[EXTRACTED DATA — start]
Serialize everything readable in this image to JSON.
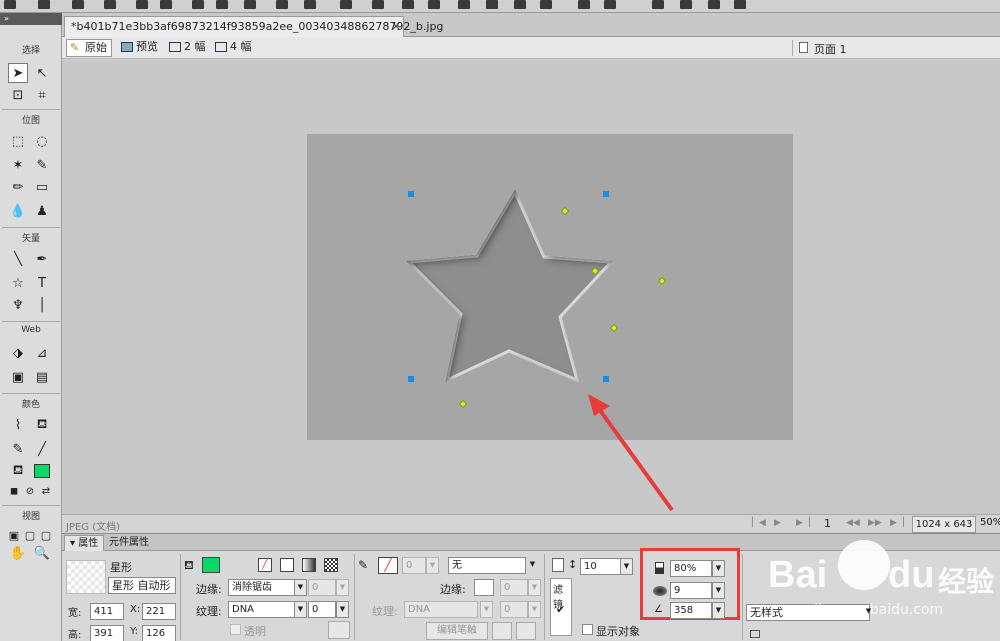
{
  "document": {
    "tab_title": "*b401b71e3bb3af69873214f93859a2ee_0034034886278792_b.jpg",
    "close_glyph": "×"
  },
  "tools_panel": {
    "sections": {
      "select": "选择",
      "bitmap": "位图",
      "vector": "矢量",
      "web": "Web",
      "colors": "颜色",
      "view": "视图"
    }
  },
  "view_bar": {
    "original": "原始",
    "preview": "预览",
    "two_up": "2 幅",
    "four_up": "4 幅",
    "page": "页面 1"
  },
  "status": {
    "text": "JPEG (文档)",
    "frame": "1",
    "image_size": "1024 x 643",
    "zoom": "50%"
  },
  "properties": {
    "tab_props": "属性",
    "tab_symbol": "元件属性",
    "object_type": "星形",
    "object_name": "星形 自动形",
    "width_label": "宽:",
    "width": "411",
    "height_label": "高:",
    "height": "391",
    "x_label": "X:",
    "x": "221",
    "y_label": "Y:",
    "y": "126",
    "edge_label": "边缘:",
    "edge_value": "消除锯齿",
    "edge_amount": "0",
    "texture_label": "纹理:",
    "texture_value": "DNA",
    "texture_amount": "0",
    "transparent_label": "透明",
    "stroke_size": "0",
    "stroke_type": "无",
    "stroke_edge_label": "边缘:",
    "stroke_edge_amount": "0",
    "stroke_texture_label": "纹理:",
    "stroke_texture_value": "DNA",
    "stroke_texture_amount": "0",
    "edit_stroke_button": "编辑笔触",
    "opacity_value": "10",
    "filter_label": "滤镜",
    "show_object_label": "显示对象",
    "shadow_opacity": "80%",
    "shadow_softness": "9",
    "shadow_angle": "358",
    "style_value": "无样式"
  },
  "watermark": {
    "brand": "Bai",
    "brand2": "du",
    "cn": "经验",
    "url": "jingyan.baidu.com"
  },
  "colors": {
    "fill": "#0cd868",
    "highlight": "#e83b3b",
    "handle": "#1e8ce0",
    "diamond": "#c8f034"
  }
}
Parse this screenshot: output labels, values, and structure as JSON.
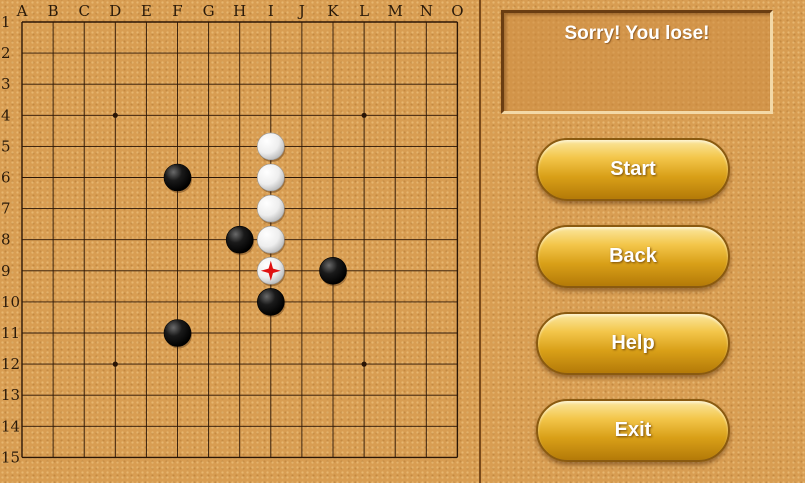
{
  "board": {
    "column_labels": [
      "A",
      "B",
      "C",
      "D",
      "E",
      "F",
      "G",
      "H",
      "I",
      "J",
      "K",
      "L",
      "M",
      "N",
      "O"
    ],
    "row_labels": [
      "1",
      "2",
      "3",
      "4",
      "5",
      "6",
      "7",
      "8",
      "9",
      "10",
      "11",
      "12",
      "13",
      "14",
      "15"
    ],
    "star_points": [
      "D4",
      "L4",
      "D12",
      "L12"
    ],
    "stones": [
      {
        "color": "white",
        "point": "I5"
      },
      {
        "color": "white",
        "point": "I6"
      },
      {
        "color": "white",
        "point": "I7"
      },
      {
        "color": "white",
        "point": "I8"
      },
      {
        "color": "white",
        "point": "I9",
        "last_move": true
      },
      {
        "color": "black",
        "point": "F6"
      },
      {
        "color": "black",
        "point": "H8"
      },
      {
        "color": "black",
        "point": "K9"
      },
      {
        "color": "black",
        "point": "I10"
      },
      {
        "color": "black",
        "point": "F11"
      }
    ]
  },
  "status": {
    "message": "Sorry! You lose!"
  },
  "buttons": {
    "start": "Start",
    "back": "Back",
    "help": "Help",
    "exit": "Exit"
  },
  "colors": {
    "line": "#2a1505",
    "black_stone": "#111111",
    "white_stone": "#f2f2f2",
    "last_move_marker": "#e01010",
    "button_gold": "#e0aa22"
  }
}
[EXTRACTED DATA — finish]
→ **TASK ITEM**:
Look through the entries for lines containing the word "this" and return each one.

→ **ANSWER TO THE PROBLEM**:
Serialize everything readable in this image to JSON.
Parse this screenshot: output labels, values, and structure as JSON.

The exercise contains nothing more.